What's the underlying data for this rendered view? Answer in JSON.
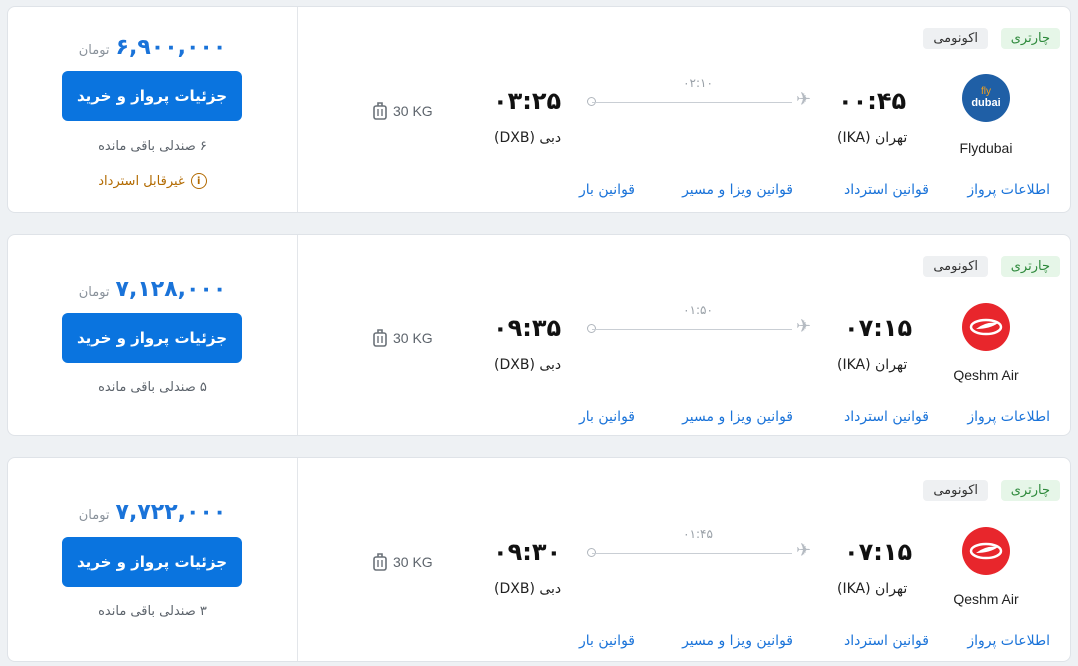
{
  "labels": {
    "currency": "تومان",
    "buy": "جزئیات پرواز و خرید",
    "class": "اکونومی",
    "charter": "چارتری",
    "link_info": "اطلاعات پرواز",
    "link_refund": "قوانین استرداد",
    "link_visa": "قوانین ویزا و مسیر",
    "link_baggage": "قوانین بار",
    "non_refundable": "غیرقابل استرداد"
  },
  "flights": [
    {
      "price": "۶,۹۰۰,۰۰۰",
      "seats": "۶ صندلی باقی مانده",
      "baggage": "30 KG",
      "dep_time": "۰۰:۴۵",
      "arr_time": "۰۳:۲۵",
      "duration": "۰۲:۱۰",
      "dep_city": "تهران (IKA)",
      "arr_city": "دبی (DXB)",
      "airline": "Flydubai",
      "refundable": false
    },
    {
      "price": "۷,۱۲۸,۰۰۰",
      "seats": "۵ صندلی باقی مانده",
      "baggage": "30 KG",
      "dep_time": "۰۷:۱۵",
      "arr_time": "۰۹:۳۵",
      "duration": "۰۱:۵۰",
      "dep_city": "تهران (IKA)",
      "arr_city": "دبی (DXB)",
      "airline": "Qeshm Air",
      "refundable": true
    },
    {
      "price": "۷,۷۲۲,۰۰۰",
      "seats": "۳ صندلی باقی مانده",
      "baggage": "30 KG",
      "dep_time": "۰۷:۱۵",
      "arr_time": "۰۹:۳۰",
      "duration": "۰۱:۴۵",
      "dep_city": "تهران (IKA)",
      "arr_city": "دبی (DXB)",
      "airline": "Qeshm Air",
      "refundable": true
    }
  ],
  "logos": {
    "flydubai_top": "fly",
    "flydubai_bottom": "dubai"
  },
  "colors": {
    "accent": "#0a74df",
    "price": "#1a73d9",
    "charter_bg": "#e6f6e8",
    "charter_text": "#2e8a3c",
    "qeshm_red": "#e8262c",
    "flydubai_blue": "#1f5fa6"
  }
}
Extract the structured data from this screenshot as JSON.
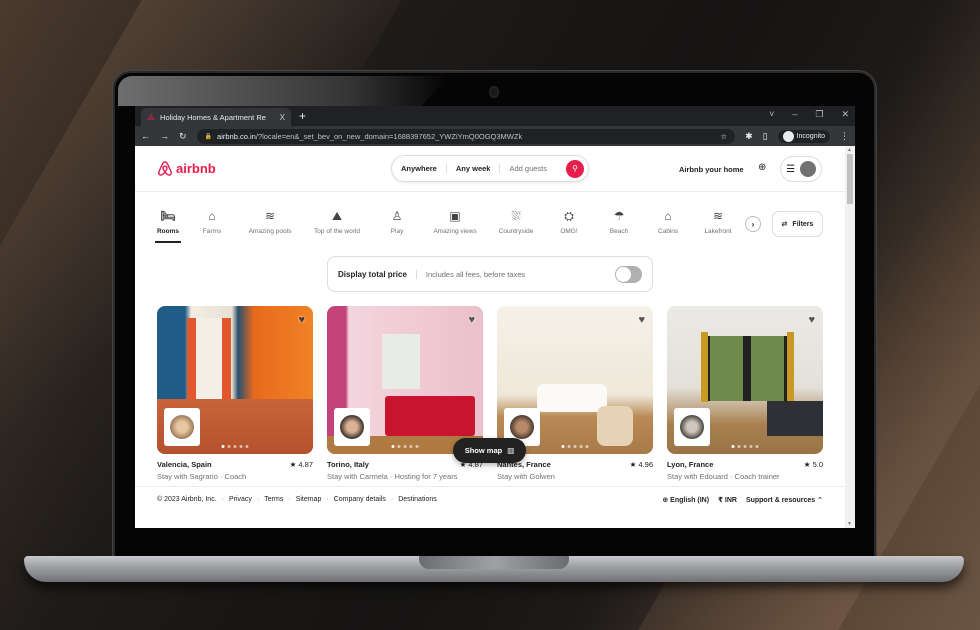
{
  "browser": {
    "tab_title": "Holiday Homes & Apartment Re",
    "tab_close": "X",
    "new_tab": "+",
    "window_controls": [
      "˅",
      "–",
      "❐",
      "✕"
    ],
    "url_domain": "airbnb.co.in",
    "url_path": "/?locale=en&_set_bev_on_new_domain=1688397652_YWZiYmQ0OGQ3MWZk",
    "profile_label": "Incognito",
    "nav": {
      "back": "←",
      "forward": "→",
      "reload": "↻",
      "lock": "🔒",
      "star": "☆",
      "extensions": "✱",
      "sidepanel": "▯",
      "menu": "⋮"
    }
  },
  "header": {
    "logo_text": "airbnb",
    "brand_color": "#e61e4d",
    "search": {
      "where": "Anywhere",
      "when": "Any week",
      "who": "Add guests"
    },
    "host_link": "Airbnb your home",
    "globe_icon": "⊕",
    "menu_icon": "☰"
  },
  "categories": {
    "items": [
      {
        "label": "Rooms",
        "icon": "bed-icon",
        "glyph": "🛏",
        "active": true
      },
      {
        "label": "Farms",
        "icon": "farm-icon",
        "glyph": "⌂",
        "active": false
      },
      {
        "label": "Amazing pools",
        "icon": "pool-icon",
        "glyph": "≋",
        "active": false
      },
      {
        "label": "Top of the world",
        "icon": "mountain-flag-icon",
        "glyph": "⛰",
        "active": false
      },
      {
        "label": "Play",
        "icon": "bowling-icon",
        "glyph": "♙",
        "active": false
      },
      {
        "label": "Amazing views",
        "icon": "views-icon",
        "glyph": "▣",
        "active": false
      },
      {
        "label": "Countryside",
        "icon": "countryside-icon",
        "glyph": "⛆",
        "active": false
      },
      {
        "label": "OMG!",
        "icon": "ufo-icon",
        "glyph": "⛭",
        "active": false
      },
      {
        "label": "Beach",
        "icon": "umbrella-icon",
        "glyph": "☂",
        "active": false
      },
      {
        "label": "Cabins",
        "icon": "cabin-icon",
        "glyph": "⌂",
        "active": false
      },
      {
        "label": "Lakefront",
        "icon": "lakefront-icon",
        "glyph": "≋",
        "active": false
      }
    ],
    "next_glyph": "›",
    "filters_label": "Filters",
    "filters_glyph": "⇄"
  },
  "price_toggle": {
    "label": "Display total price",
    "description": "Includes all fees, before taxes",
    "enabled": false
  },
  "listings": [
    {
      "location": "Valencia, Spain",
      "rating": "★ 4.87",
      "subtitle": "Stay with Sagrario · Coach"
    },
    {
      "location": "Torino, Italy",
      "rating": "★ 4.87",
      "subtitle": "Stay with Carmela · Hosting for 7 years"
    },
    {
      "location": "Nantes, France",
      "rating": "★ 4.96",
      "subtitle": "Stay with Golwen"
    },
    {
      "location": "Lyon, France",
      "rating": "★ 5.0",
      "subtitle": "Stay with Edouard · Coach trainer"
    }
  ],
  "show_map": {
    "label": "Show map",
    "glyph": "▥"
  },
  "footer": {
    "copyright": "© 2023 Airbnb, Inc.",
    "links": [
      "Privacy",
      "Terms",
      "Sitemap",
      "Company details",
      "Destinations"
    ],
    "separator": "·",
    "language": "English (IN)",
    "currency": "₹  INR",
    "support": "Support & resources ⌃",
    "globe_glyph": "⊕"
  }
}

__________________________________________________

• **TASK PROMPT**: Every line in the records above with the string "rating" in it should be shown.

• **THE ANSWER**:
      "rating": "★ 4.87",
      "rating": "★ 4.87",
      "rating": "★ 4.96",
      "rating": "★ 5.0",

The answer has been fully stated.